Are you feeling impulsive? Well, if you are in the District of Columbia there is nothing to fear—the government is doing all it can to protect you from yourself. D.C.’s health department has issued draft regulations that would require anyone seeking a tattoo to wait 24 hours to be inked. A spokesperson for the agency, explained: “We’re making sure when that decision is made that you’re in the right frame of mind, and you don’t wake up in the morning... saying, ‘Oh my God, what happened?’”
8:24 PM, Jul 2, 2013 • By JEFFREY H. ANDERSON
In a blatant exercise of arbitrary rule, the Obama administration announced this evening that it has unilaterally decided not to implement a key provision of Obamacare on schedule. By law, Obamacare’s employer mandate — its requirement that businesses with 50 or more workers provide federally sanctioned health insurance — should go into effect next year. By executive fiat, it won’t go into effect until 2015.
7:46 AM, Apr 2, 2013 • By JERYL BIER
As the sequester bore down on Washington, the dire warnings from the Obama administration gave the impression that wild horses couldn't drag another dime out of the treasury for a whole host of vital government services. Aircraft carrier refueling, the Head Start program, and White House tours were among the high profile victims.
Could it change public opinion on big government?4:04 PM, Apr 1, 2013 • By TWS PODCAST
THE WEEKLY STANDARD podcast with senior writer Stephen F. Hayes on President Obama's bad sequester calculus. Hosted by Michael Graham.
8:36 AM, Mar 7, 2013 • By JEFFREY H. ANDERSON
When it comes to deficit reduction, President Obama and the mainstream press seem to have a fascination with the figure of $4 trillion. During last year’s first presidential debate, Obama falsely claimed, “I've put forward a specific $4 trillion deficit reduction plan,” even though he’d done nothing of the sort.

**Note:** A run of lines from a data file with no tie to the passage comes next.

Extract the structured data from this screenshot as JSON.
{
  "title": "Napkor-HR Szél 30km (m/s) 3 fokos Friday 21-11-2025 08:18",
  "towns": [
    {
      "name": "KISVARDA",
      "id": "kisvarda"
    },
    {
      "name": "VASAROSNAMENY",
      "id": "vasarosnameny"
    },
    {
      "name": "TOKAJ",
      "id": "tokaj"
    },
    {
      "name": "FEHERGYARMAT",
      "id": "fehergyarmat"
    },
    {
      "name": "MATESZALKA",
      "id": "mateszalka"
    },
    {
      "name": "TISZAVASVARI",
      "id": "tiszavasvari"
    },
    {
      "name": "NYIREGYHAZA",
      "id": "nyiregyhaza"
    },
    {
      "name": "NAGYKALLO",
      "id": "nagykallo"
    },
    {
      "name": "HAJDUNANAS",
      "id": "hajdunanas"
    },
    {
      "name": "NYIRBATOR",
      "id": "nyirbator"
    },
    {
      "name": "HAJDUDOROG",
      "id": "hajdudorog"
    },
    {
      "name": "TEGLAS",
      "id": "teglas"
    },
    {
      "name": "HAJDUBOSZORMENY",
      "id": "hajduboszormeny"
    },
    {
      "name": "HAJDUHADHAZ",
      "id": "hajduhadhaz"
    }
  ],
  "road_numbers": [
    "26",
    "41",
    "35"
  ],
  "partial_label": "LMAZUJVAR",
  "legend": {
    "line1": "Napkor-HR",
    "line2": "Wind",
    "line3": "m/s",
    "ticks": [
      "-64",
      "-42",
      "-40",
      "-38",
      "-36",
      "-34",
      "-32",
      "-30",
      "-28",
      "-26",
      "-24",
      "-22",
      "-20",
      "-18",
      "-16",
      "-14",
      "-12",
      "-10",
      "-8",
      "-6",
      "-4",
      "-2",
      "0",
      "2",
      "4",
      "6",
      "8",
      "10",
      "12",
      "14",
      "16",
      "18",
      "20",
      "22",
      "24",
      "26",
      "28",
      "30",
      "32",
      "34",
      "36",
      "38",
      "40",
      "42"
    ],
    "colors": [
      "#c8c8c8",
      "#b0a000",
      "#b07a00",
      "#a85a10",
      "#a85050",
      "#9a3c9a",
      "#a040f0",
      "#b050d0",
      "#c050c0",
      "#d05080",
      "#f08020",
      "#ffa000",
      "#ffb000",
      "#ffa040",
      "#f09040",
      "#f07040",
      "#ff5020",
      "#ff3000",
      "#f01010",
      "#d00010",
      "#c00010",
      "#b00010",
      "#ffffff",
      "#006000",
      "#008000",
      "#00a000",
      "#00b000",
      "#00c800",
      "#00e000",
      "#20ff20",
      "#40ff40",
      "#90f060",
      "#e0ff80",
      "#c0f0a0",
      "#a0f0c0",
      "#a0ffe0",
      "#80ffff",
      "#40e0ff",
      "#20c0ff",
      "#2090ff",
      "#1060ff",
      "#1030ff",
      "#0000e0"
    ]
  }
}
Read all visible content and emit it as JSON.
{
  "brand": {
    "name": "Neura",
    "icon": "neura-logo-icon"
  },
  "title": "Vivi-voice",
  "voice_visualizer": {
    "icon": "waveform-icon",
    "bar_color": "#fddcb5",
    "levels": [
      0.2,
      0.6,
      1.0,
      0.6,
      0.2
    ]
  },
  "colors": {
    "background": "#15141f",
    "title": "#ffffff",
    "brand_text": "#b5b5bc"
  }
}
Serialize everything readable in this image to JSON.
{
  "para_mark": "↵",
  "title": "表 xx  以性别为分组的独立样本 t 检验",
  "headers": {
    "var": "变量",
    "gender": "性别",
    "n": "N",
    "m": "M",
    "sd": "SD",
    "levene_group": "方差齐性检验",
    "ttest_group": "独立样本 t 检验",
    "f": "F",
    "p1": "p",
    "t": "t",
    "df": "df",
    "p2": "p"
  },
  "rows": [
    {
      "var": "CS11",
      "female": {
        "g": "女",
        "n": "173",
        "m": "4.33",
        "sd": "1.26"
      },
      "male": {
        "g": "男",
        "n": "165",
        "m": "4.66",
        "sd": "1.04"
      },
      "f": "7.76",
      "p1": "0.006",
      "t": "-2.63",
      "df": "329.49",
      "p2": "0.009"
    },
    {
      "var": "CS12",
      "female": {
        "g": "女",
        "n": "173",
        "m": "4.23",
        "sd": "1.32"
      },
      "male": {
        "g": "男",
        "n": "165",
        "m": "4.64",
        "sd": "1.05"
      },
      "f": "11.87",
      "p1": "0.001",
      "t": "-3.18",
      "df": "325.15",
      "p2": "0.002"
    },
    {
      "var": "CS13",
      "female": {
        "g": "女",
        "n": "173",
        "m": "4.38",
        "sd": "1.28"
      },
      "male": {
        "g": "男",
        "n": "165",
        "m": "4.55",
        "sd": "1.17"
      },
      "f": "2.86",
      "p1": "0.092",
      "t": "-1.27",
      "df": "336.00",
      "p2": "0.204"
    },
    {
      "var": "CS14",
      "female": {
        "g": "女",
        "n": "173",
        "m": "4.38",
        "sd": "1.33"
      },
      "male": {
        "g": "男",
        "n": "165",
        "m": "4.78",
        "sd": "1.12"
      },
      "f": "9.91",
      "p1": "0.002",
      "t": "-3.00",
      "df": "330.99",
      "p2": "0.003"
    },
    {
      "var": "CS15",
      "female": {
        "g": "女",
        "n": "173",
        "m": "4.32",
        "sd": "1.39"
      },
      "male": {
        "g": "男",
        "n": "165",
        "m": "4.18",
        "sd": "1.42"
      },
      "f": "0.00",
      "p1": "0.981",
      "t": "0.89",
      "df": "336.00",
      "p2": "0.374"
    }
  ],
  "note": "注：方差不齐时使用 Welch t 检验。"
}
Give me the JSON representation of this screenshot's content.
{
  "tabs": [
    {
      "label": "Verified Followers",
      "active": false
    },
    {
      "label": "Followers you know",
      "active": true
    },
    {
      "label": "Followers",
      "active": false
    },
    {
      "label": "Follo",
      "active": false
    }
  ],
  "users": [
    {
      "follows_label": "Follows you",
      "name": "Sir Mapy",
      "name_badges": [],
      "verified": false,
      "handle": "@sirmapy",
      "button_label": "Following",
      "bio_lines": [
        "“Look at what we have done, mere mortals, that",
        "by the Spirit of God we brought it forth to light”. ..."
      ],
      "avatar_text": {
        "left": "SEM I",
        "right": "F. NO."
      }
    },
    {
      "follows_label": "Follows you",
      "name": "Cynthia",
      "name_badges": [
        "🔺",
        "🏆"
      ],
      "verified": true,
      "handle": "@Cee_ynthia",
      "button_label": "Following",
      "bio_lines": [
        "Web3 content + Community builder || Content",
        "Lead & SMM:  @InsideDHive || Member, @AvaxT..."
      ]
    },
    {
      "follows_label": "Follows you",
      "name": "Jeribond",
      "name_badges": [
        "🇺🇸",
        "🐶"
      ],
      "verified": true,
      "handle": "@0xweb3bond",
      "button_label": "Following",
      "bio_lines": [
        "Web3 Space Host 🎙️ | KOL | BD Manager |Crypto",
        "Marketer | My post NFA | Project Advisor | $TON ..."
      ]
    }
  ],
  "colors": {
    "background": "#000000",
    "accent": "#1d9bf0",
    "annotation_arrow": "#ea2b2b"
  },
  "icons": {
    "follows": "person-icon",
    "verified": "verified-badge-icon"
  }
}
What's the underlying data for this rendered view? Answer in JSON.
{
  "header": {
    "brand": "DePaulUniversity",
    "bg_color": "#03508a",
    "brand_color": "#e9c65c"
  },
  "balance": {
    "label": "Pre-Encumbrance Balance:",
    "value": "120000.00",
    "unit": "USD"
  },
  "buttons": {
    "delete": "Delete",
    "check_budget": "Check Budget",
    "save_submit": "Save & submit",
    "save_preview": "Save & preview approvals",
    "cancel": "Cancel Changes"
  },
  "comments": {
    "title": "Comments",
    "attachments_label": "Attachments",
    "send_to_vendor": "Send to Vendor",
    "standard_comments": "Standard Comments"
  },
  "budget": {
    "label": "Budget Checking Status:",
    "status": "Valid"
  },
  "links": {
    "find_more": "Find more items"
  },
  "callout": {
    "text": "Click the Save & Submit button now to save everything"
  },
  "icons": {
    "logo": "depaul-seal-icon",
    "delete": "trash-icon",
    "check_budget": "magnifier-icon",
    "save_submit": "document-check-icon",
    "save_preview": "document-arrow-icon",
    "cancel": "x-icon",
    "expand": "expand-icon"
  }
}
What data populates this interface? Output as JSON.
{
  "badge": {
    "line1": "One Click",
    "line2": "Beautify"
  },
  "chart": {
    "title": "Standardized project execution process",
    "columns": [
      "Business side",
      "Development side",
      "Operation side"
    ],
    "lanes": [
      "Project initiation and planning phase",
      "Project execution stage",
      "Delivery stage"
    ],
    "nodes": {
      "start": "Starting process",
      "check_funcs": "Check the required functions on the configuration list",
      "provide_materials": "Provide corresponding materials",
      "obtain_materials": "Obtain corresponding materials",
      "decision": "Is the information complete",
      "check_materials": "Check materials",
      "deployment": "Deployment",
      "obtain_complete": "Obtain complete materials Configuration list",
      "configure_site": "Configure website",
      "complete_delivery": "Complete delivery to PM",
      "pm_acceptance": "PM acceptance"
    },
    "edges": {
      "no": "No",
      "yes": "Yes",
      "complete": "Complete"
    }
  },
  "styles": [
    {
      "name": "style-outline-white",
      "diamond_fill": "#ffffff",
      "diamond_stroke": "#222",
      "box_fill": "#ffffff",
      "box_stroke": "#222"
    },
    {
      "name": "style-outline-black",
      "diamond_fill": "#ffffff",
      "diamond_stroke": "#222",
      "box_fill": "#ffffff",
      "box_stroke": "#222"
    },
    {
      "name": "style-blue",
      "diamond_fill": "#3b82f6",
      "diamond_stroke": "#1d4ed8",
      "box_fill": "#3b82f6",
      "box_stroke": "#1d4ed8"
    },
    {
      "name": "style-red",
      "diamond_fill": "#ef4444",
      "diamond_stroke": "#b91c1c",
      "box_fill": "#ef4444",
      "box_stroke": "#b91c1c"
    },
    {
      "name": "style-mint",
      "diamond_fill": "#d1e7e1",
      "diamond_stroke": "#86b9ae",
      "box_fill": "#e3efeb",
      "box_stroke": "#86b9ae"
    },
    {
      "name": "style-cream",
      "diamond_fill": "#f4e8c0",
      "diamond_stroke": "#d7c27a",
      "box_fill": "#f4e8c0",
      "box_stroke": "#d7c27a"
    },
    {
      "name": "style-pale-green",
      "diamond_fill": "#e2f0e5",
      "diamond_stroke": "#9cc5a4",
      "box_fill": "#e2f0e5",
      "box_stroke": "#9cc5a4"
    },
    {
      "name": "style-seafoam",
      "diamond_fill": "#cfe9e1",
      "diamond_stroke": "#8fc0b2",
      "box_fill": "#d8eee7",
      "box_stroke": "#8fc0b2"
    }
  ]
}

"It’s not a bigger government we need, but a smarter government that sets priorities and invests in broad-based growth."6:04 PM, Feb 12, 2013 • By DANIEL HALPER
The White House has released limited excerpts of President Obama's State of the Union Address:
“It is our generation’s task, then, to reignite the true engine of America’s economic growth – a rising, thriving middle class.
Nearly double the cost of the first three years of Bush and Clinton combined.2:29 PM, Jan 30, 2013 • By JEFFREY H. ANDERSON
As Adam White discusses in detail, there’s nothing moderate or incremental about the increase in federal regulations — and hence in centralized executive power — under President Obama. To the contrary (as White notes), according to figures published by the Obama White House (see table 2-1), the costs of regulations issued by this administration have dwarfed the costs of regulations issued by prior administrations.
1:40 PM, Jan 4, 2013 • By GEOFFREY NORMAN
It has been a long climb for NASCAR. The sport's beginnings were in bootlegging. One of its finest drivers, fiercest competitors, and most successful owners learned his craft hauling moonshine on the back roads of North Carolina.